* **Exercise prompt**: Wherever a picture appears, skip it and retype the rest of the data exactly.

* **Records provided**:

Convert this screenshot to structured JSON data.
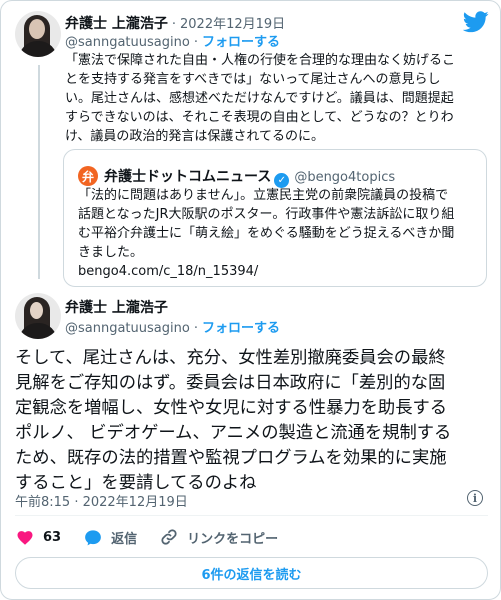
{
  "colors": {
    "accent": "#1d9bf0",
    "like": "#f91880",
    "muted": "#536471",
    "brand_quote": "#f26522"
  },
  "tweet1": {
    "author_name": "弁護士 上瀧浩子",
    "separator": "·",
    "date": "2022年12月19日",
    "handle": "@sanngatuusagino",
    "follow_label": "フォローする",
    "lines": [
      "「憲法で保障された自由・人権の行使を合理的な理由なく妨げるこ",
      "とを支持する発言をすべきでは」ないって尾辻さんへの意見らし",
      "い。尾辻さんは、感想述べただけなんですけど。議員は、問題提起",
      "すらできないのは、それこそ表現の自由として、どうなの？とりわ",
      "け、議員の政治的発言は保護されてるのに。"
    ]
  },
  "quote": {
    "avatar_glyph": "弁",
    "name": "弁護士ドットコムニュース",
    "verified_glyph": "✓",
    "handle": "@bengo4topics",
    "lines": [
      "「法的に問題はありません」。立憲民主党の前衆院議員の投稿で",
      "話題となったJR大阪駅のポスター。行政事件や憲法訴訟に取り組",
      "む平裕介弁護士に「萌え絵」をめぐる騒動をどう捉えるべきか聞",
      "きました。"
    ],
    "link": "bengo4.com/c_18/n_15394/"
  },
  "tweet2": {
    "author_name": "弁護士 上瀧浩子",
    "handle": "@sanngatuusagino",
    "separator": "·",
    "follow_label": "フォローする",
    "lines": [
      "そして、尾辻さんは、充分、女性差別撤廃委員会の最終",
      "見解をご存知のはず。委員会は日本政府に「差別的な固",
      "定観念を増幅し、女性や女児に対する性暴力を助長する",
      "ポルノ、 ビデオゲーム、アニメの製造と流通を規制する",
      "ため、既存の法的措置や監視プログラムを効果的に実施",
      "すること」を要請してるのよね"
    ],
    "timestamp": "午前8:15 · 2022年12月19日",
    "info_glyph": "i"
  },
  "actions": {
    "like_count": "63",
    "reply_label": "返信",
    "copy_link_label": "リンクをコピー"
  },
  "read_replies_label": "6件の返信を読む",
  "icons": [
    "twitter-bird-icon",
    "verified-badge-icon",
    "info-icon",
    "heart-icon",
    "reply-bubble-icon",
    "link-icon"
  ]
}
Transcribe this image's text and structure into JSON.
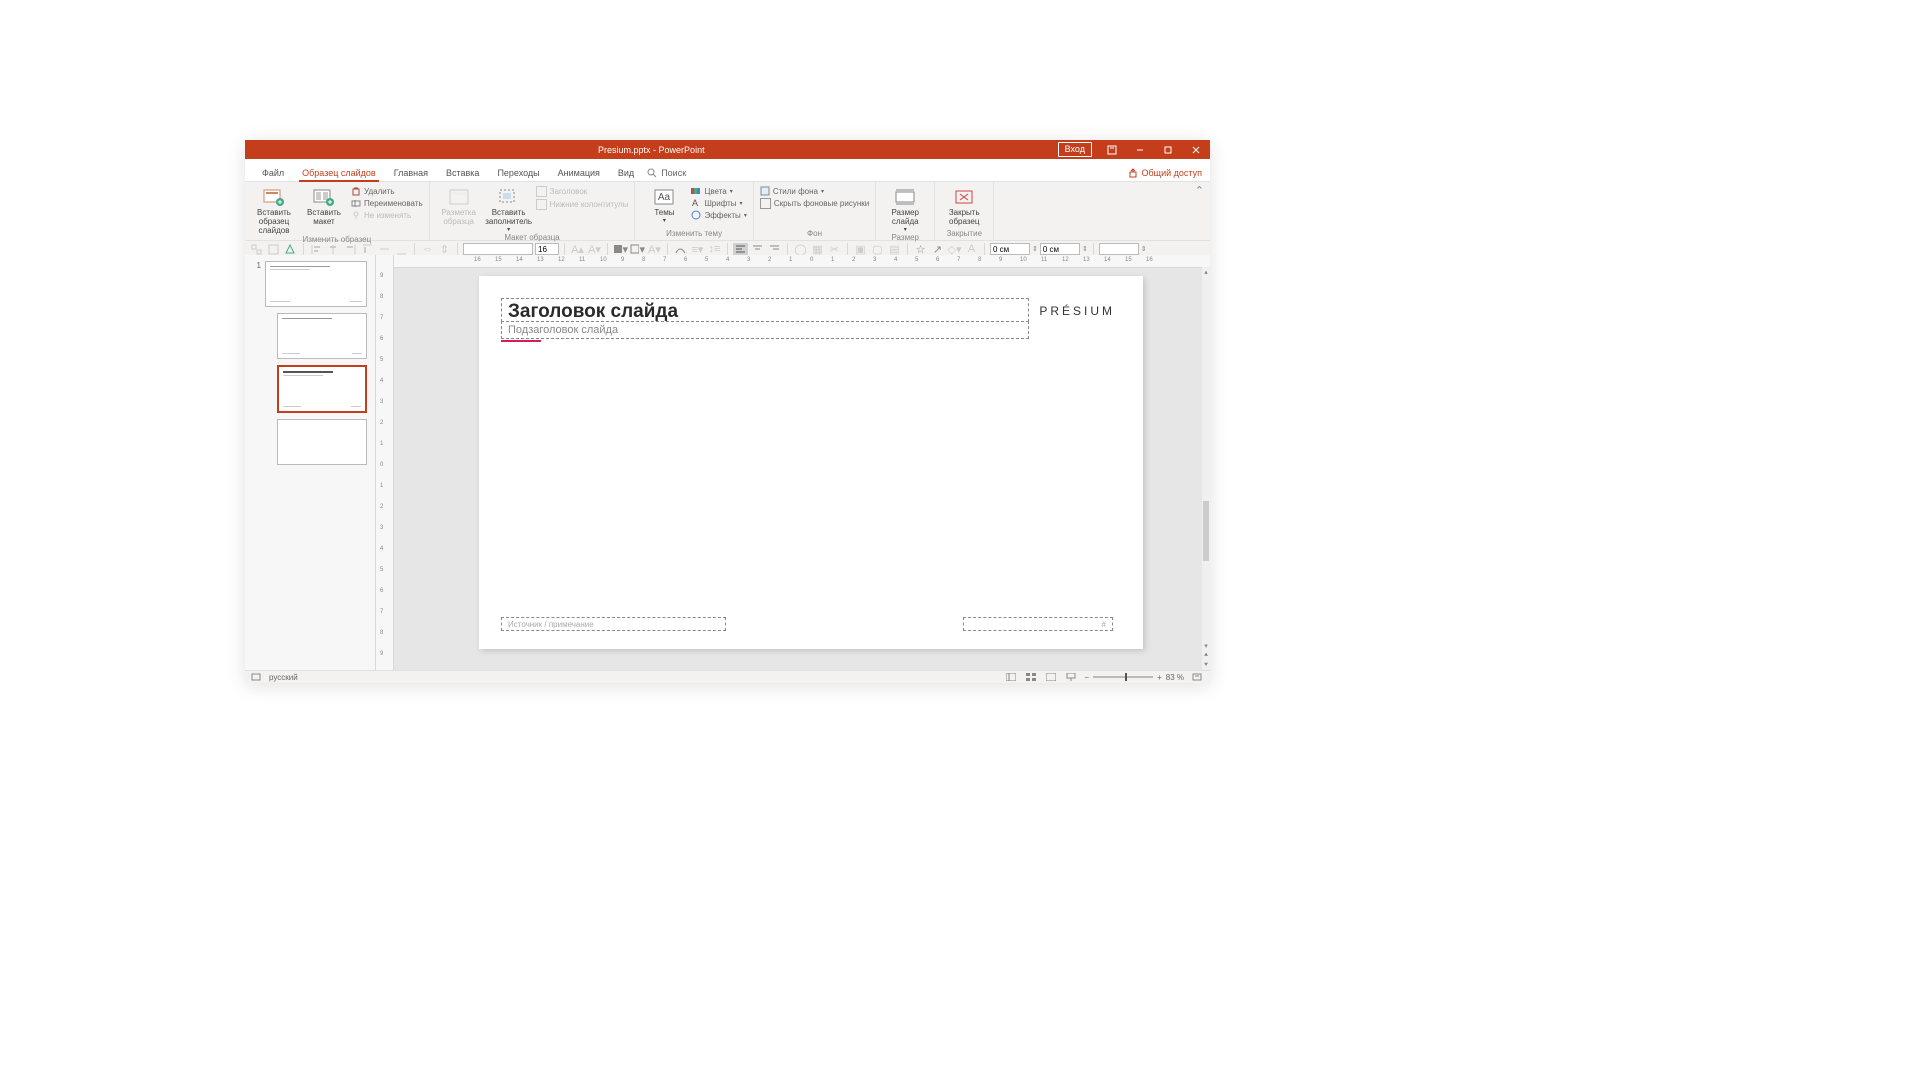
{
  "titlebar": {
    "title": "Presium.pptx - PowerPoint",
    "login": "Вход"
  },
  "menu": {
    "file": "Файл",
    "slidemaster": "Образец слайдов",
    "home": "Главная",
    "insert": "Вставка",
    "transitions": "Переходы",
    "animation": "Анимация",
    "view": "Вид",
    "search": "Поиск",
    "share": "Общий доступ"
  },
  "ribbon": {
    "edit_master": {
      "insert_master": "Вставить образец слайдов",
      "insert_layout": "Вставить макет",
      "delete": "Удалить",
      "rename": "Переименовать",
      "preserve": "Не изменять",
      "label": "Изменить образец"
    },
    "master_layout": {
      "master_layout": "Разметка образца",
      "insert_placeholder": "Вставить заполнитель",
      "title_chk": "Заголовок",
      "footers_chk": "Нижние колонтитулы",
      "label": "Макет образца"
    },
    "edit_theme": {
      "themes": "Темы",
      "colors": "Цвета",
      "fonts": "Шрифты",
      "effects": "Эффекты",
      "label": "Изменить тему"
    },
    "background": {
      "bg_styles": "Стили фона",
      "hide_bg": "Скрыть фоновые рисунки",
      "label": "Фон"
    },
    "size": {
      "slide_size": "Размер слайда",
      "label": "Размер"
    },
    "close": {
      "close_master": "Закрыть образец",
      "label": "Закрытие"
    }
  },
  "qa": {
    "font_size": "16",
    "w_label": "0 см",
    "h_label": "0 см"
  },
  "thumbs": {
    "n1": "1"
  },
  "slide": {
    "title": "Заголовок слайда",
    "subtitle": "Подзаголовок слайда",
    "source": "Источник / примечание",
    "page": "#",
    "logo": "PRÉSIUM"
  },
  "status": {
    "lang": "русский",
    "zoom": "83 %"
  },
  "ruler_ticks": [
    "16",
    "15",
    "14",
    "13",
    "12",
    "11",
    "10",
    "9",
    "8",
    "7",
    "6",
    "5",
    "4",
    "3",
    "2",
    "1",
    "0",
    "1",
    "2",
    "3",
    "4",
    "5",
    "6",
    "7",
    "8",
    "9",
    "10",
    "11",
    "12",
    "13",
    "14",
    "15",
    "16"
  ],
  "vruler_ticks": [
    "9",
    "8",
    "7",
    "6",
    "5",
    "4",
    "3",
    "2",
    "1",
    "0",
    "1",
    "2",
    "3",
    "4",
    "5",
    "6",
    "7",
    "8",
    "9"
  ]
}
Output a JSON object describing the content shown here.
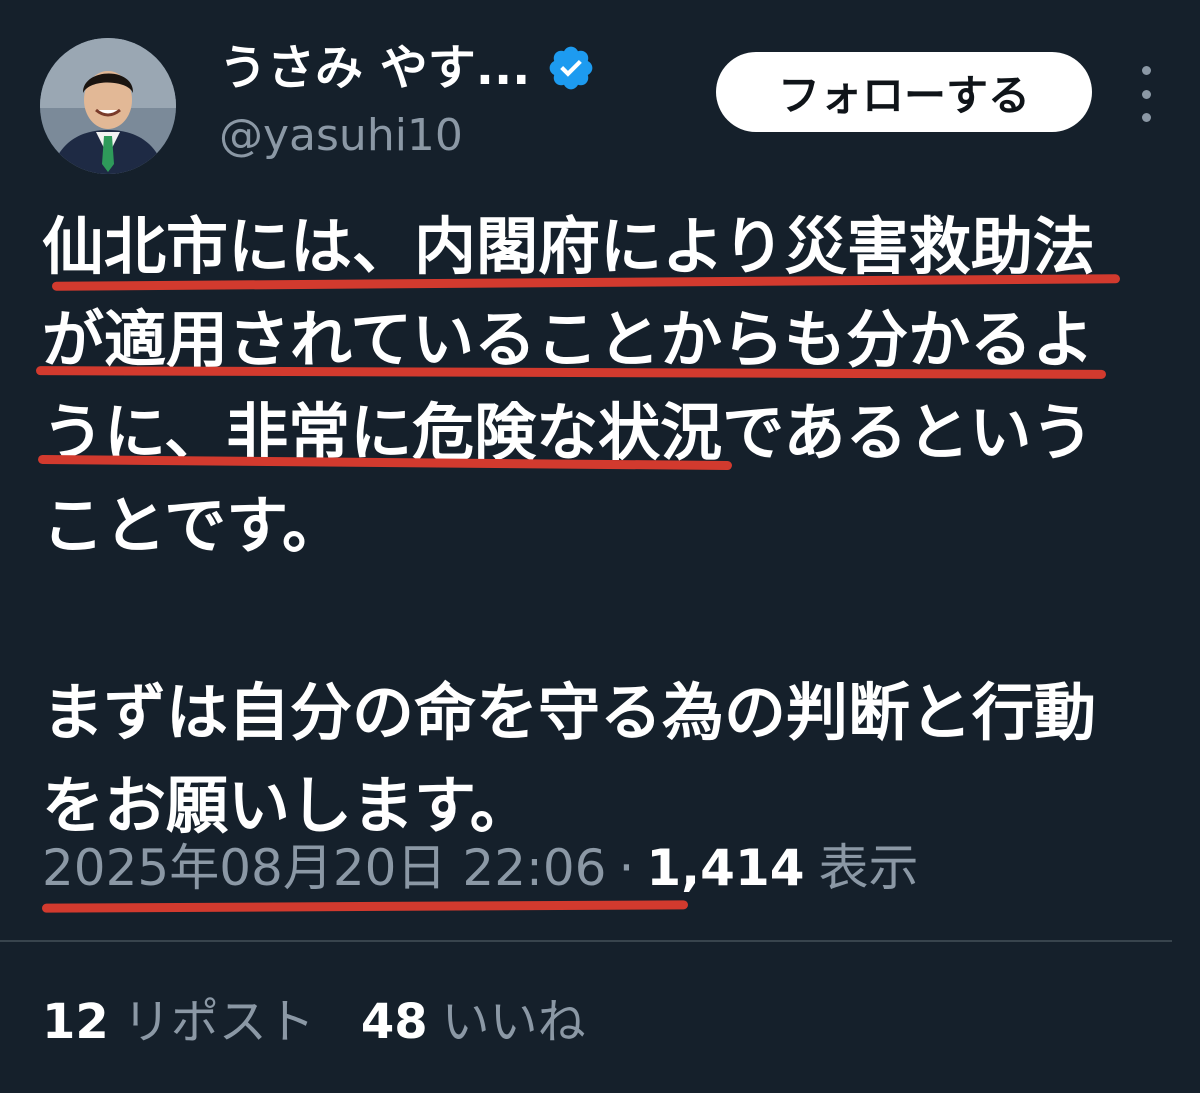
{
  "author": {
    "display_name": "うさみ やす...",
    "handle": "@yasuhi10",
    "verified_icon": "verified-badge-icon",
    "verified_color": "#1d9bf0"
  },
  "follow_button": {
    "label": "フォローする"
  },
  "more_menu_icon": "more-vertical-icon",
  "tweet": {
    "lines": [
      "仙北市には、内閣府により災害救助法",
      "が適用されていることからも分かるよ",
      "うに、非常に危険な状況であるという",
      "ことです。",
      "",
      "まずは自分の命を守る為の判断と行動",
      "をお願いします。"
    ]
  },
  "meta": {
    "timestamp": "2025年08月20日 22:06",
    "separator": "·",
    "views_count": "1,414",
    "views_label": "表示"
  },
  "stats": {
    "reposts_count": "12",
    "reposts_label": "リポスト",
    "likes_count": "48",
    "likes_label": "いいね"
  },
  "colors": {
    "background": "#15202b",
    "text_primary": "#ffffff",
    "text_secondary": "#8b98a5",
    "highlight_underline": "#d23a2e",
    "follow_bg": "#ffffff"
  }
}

* **Written solution**:
Convert this screenshot to structured JSON data.
{
  "colors": {
    "accent": "#1d9bf0",
    "like": "#f91880",
    "muted": "#536471",
    "brand_quote": "#f26522"
  },
  "tweet1": {
    "author_name": "弁護士 上瀧浩子",
    "separator": "·",
    "date": "2022年12月19日",
    "handle": "@sanngatuusagino",
    "follow_label": "フォローする",
    "lines": [
      "「憲法で保障された自由・人権の行使を合理的な理由なく妨げるこ",
      "とを支持する発言をすべきでは」ないって尾辻さんへの意見らし",
      "い。尾辻さんは、感想述べただけなんですけど。議員は、問題提起",
      "すらできないのは、それこそ表現の自由として、どうなの？とりわ",
      "け、議員の政治的発言は保護されてるのに。"
    ]
  },
  "quote": {
    "avatar_glyph": "弁",
    "name": "弁護士ドットコムニュース",
    "verified_glyph": "✓",
    "handle": "@bengo4topics",
    "lines": [
      "「法的に問題はありません」。立憲民主党の前衆院議員の投稿で",
      "話題となったJR大阪駅のポスター。行政事件や憲法訴訟に取り組",
      "む平裕介弁護士に「萌え絵」をめぐる騒動をどう捉えるべきか聞",
      "きました。"
    ],
    "link": "bengo4.com/c_18/n_15394/"
  },
  "tweet2": {
    "author_name": "弁護士 上瀧浩子",
    "handle": "@sanngatuusagino",
    "separator": "·",
    "follow_label": "フォローする",
    "lines": [
      "そして、尾辻さんは、充分、女性差別撤廃委員会の最終",
      "見解をご存知のはず。委員会は日本政府に「差別的な固",
      "定観念を増幅し、女性や女児に対する性暴力を助長する",
      "ポルノ、 ビデオゲーム、アニメの製造と流通を規制する",
      "ため、既存の法的措置や監視プログラムを効果的に実施",
      "すること」を要請してるのよね"
    ],
    "timestamp": "午前8:15 · 2022年12月19日",
    "info_glyph": "i"
  },
  "actions": {
    "like_count": "63",
    "reply_label": "返信",
    "copy_link_label": "リンクをコピー"
  },
  "read_replies_label": "6件の返信を読む",
  "icons": [
    "twitter-bird-icon",
    "verified-badge-icon",
    "info-icon",
    "heart-icon",
    "reply-bubble-icon",
    "link-icon"
  ]
}
Transcribe this image's text and structure into JSON.
{
  "titlebar": {
    "title": "Presium.pptx - PowerPoint",
    "login": "Вход"
  },
  "menu": {
    "file": "Файл",
    "slidemaster": "Образец слайдов",
    "home": "Главная",
    "insert": "Вставка",
    "transitions": "Переходы",
    "animation": "Анимация",
    "view": "Вид",
    "search": "Поиск",
    "share": "Общий доступ"
  },
  "ribbon": {
    "edit_master": {
      "insert_master": "Вставить образец слайдов",
      "insert_layout": "Вставить макет",
      "delete": "Удалить",
      "rename": "Переименовать",
      "preserve": "Не изменять",
      "label": "Изменить образец"
    },
    "master_layout": {
      "master_layout": "Разметка образца",
      "insert_placeholder": "Вставить заполнитель",
      "title_chk": "Заголовок",
      "footers_chk": "Нижние колонтитулы",
      "label": "Макет образца"
    },
    "edit_theme": {
      "themes": "Темы",
      "colors": "Цвета",
      "fonts": "Шрифты",
      "effects": "Эффекты",
      "label": "Изменить тему"
    },
    "background": {
      "bg_styles": "Стили фона",
      "hide_bg": "Скрыть фоновые рисунки",
      "label": "Фон"
    },
    "size": {
      "slide_size": "Размер слайда",
      "label": "Размер"
    },
    "close": {
      "close_master": "Закрыть образец",
      "label": "Закрытие"
    }
  },
  "qa": {
    "font_size": "16",
    "w_label": "0 см",
    "h_label": "0 см"
  },
  "thumbs": {
    "n1": "1"
  },
  "slide": {
    "title": "Заголовок слайда",
    "subtitle": "Подзаголовок слайда",
    "source": "Источник / примечание",
    "page": "#",
    "logo": "PRÉSIUM"
  },
  "status": {
    "lang": "русский",
    "zoom": "83 %"
  },
  "ruler_ticks": [
    "16",
    "15",
    "14",
    "13",
    "12",
    "11",
    "10",
    "9",
    "8",
    "7",
    "6",
    "5",
    "4",
    "3",
    "2",
    "1",
    "0",
    "1",
    "2",
    "3",
    "4",
    "5",
    "6",
    "7",
    "8",
    "9",
    "10",
    "11",
    "12",
    "13",
    "14",
    "15",
    "16"
  ],
  "vruler_ticks": [
    "9",
    "8",
    "7",
    "6",
    "5",
    "4",
    "3",
    "2",
    "1",
    "0",
    "1",
    "2",
    "3",
    "4",
    "5",
    "6",
    "7",
    "8",
    "9"
  ]
}
Output a JSON object describing the content shown here.
{
  "author": {
    "display_name": "うさみ やす...",
    "handle": "@yasuhi10",
    "verified_icon": "verified-badge-icon",
    "verified_color": "#1d9bf0"
  },
  "follow_button": {
    "label": "フォローする"
  },
  "more_menu_icon": "more-vertical-icon",
  "tweet": {
    "lines": [
      "仙北市には、内閣府により災害救助法",
      "が適用されていることからも分かるよ",
      "うに、非常に危険な状況であるという",
      "ことです。",
      "",
      "まずは自分の命を守る為の判断と行動",
      "をお願いします。"
    ]
  },
  "meta": {
    "timestamp": "2025年08月20日 22:06",
    "separator": "·",
    "views_count": "1,414",
    "views_label": "表示"
  },
  "stats": {
    "reposts_count": "12",
    "reposts_label": "リポスト",
    "likes_count": "48",
    "likes_label": "いいね"
  },
  "colors": {
    "background": "#15202b",
    "text_primary": "#ffffff",
    "text_secondary": "#8b98a5",
    "highlight_underline": "#d23a2e",
    "follow_bg": "#ffffff"
  }
}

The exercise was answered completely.